Our data demonstrate that Bcl-3 can enhance transactivation of the MMP-1 promoter by NF-κB1. The cooperative induction of transcription was somewhat modest, suggesting that additional factors are required to activate the promoter. Indeed, we have reported previously that NF-κB1 transactivation of MMP-1 requires an intact activator protein 1 (AP-1) site (14). Therefore, the interaction of Bcl-3 and NF-κB1 may only be fully functional in the context of other IL-1–induced transcription factors, such as AP-1 family members.
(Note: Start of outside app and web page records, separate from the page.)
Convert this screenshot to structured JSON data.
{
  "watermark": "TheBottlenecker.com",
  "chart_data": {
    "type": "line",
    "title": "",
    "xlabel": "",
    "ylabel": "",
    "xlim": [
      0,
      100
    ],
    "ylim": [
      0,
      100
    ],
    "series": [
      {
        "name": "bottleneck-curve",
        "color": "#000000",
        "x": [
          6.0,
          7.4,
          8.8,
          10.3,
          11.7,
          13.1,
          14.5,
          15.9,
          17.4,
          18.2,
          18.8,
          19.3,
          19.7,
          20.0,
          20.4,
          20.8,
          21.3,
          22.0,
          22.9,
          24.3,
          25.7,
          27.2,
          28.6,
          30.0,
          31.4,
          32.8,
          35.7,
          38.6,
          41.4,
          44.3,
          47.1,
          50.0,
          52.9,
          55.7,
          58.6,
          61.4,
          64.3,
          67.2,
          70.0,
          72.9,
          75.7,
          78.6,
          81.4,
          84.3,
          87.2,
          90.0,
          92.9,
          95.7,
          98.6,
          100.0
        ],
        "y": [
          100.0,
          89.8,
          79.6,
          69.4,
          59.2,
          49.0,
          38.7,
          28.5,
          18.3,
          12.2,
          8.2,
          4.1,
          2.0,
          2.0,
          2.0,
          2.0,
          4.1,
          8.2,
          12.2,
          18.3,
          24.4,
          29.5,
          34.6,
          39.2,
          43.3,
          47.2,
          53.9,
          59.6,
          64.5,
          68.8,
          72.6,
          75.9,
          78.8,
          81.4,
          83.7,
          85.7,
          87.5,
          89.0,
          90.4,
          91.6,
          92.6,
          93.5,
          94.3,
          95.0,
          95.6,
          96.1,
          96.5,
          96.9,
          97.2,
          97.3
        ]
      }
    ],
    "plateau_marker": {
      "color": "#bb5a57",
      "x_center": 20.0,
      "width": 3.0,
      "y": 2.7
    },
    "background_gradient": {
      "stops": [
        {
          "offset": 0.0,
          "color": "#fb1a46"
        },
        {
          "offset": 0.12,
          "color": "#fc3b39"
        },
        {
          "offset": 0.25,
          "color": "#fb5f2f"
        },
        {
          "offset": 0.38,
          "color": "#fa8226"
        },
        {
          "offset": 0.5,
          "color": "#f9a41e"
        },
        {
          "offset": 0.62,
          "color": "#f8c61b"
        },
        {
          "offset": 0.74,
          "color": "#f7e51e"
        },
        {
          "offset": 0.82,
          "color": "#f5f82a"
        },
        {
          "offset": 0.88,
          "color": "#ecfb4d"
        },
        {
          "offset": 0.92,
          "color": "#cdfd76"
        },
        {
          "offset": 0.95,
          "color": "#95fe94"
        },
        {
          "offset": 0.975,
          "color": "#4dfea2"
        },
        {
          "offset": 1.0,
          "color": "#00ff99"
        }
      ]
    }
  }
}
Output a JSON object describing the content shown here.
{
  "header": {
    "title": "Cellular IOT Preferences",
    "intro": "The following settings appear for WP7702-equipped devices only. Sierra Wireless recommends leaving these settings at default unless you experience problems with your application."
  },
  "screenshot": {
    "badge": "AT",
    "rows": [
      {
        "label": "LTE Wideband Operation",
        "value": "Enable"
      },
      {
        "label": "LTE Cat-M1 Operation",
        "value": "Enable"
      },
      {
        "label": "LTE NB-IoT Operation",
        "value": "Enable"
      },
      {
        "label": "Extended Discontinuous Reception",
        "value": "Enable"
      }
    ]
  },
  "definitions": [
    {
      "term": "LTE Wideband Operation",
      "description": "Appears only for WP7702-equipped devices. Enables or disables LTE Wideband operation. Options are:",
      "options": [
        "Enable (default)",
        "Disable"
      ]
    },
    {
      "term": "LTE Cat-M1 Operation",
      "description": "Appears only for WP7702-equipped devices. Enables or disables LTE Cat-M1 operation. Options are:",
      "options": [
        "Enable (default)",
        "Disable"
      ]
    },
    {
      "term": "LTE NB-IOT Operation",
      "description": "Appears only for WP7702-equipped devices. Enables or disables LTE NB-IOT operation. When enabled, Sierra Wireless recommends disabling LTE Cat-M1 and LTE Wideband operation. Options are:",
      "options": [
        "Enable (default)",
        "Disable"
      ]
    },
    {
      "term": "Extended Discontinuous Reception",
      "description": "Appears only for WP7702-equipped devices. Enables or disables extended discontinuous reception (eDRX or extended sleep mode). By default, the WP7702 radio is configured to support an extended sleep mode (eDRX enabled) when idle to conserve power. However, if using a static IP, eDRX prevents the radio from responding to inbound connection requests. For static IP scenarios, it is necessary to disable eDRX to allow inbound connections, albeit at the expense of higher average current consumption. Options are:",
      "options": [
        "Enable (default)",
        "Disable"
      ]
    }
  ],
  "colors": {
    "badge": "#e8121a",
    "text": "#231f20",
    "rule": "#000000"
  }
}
The interaction between Bcl-3 and NF-κB1 may explain how IL-1β stimulation of the NF-κB pathway can have specific effects in different cell types. While the NF-κB1/RelA heterodimer complex is essential for activation of cytokine gene expression in immune cells, NF-κB1 homodimers associated with Bcl-3 may be more critical for the activation of matrix remodeling genes in SF and chondrocytes. Indeed, investigators in our group have reported previously that IL-1β stimulation of SW-1353 cells results in a profound induction of NF-κB1 gene expression, while RelA was expressed at lower levels (26). Concurrent expression of Bcl-3 and NF-κB1 in connective tissue cells would elevate the levels of NF-κB1–Bcl-3 complexes, and this might skew transcription toward genes involved in matrix degradation, such as MMP-1. In future studies, it will be important to determine whether other genes known to contribute to OA and RA pathophysiology are targets of Bcl-3.
The authors would like to acknowledge Dr. Constance Brinckerhoff for critical reading of the manuscript.